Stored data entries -
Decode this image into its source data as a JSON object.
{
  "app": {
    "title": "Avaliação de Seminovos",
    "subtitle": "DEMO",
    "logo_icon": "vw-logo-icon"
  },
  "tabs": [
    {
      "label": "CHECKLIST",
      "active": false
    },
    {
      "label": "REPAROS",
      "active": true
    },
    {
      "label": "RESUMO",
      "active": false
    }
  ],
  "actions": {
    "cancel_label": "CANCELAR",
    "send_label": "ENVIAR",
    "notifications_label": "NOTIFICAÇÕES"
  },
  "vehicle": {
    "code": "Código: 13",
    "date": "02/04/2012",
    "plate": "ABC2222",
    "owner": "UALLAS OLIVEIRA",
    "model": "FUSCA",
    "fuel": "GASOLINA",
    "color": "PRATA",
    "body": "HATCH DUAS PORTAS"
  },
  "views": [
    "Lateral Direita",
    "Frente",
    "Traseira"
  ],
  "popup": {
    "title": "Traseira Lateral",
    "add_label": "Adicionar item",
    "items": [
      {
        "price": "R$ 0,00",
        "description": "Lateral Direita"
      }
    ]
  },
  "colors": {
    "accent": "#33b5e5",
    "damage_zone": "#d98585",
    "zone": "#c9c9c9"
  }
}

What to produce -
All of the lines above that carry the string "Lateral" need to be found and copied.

Response below -
    "Lateral Direita",
    "title": "Traseira Lateral",
        "description": "Lateral Direita"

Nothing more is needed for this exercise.